DICOM stands for Digital Imaging and COmmunications in Medicine: it is an international standard related to the exchange, storage and communication of digital medical images and other related digital data.

DICOM was born back in the year 1993 by the initiative of the American College of Radiology (ACR) and the National Electrical Manufacturers Association (NEMA). It is often referred to as “DICOM 3.0”, as it is an evolution of the previous ACR-NEMA 2.0 standard.


The main purpose of the DICOM standard is to allow cross-vendor interoperability among devices and information systems dealing with digital medical images if all the involved actors comply with the DICOM standard.

DICOM has become the de-facto standard in medical imaging: today, most digital medical imaging systems of all major vendors (including acquisition devices, diagnostic workstations, archives, servers, medical printers, etc.) support and comply with portions of the DICOM standard, depending on the services they implement. Also, DICOM has been widely accepted and adopted by medical institutions, including public and private hospitals, diagnostic centers, and analysis laboratories of different sizes.

Furthermore, DICOM files are unambiguous because each file contains a header that exhaustively documents the hospital, patient, scanner, and image information.

Identifying a DICOM file

Each DICOM file is designed to be standalone — all the information needed to identify the file is embedded in each header. This information is organized into 4 levels of hierarchy — patient, study, series, and instance. 

  •  “Patient” is the person receiving the exam
  •  “Study” is the imaging procedure being performed, at a certain date and time, in the hospital
  • “Series” — Each study consists of multiple series. A series may represent the patient being physically scanned multiple times in one study (typical for MRI), or it may be virtual, where the patient is scanned once, and that data is reconstructed in different ways (typical for CT)
  • “Instance” — every slice of a 3D image is treated as a separate instance. In this context, “instance” is synonymous with the DICOM file itself

The information within the header is organized as a constant and standardized series of tags. These tags are organized into groups of data elements. For instance, the group “0010” contains patient information and is 92 bits in length. It contains the patient's name in the tag “0010–0010,” the patient's identification number in the tag “0010–0020,” birth date in the tag “0010–0030,” and so on. Similarly, the group “0018” contains information regarding the acquisition. It is 482 bits long and contains several elements that convey acquisition parameters. The group “0028” encodes image presentation and is responsible for the display of the image on a monitor 

A complete list of DICOM header tags can be found here.

Suggested reading for DICOM

The DICOM file format is documented in the DICOM Standard, which is required reading for most informatics specialists.

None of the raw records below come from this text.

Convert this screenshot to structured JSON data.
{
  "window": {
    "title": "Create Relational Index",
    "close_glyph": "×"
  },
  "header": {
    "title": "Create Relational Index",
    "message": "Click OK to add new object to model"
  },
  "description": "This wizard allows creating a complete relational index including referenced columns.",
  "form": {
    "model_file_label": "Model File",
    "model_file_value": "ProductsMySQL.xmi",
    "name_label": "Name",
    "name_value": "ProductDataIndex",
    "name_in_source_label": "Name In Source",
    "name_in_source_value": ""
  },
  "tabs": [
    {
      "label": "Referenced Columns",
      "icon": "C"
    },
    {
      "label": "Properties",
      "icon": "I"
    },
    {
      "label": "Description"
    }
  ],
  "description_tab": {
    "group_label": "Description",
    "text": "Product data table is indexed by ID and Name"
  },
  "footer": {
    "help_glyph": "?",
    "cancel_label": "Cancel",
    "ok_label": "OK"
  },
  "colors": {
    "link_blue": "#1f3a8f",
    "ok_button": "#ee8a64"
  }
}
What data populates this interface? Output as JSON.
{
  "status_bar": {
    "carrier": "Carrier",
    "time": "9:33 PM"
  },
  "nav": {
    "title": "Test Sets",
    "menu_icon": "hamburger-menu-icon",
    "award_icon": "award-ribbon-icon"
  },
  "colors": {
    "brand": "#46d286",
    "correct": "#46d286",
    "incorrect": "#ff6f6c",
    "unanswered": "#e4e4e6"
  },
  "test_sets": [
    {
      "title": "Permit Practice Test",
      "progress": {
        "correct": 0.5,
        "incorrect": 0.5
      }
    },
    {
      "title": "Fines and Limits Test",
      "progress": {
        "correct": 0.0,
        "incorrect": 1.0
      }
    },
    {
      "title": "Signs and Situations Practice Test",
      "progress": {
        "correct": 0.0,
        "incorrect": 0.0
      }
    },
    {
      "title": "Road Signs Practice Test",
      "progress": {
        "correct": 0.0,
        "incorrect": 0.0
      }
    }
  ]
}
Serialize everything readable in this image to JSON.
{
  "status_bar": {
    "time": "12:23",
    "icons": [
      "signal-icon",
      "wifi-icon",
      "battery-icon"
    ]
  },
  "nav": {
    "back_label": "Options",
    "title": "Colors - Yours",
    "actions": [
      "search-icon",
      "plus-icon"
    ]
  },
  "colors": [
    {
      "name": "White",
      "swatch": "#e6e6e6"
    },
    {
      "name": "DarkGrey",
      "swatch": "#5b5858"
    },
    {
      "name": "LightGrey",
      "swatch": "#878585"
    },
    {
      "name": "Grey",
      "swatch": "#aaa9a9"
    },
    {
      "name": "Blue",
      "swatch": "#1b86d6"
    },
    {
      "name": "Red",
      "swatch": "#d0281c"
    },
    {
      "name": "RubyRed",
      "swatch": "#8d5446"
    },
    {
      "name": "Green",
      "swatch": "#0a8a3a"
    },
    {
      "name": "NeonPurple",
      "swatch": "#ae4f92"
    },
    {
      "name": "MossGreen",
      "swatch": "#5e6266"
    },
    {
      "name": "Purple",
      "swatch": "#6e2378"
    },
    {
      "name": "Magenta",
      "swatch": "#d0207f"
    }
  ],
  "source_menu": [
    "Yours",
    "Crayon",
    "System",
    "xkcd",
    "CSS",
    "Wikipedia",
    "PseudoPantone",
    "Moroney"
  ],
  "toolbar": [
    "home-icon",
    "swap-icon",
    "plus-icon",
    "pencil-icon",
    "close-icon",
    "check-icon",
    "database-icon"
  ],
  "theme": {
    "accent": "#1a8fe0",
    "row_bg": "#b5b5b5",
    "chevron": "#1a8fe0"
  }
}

For a beginner’s background, this article is also a great introduction.


  1. Varma, Dandu Ravi. "Managing DICOM images: Tips and tricks for the radiologist." Indian Journal of Radiology and Imaging01 (2012): 4-13.
  2. dicomstandard.org
  3. dicomlibrary.com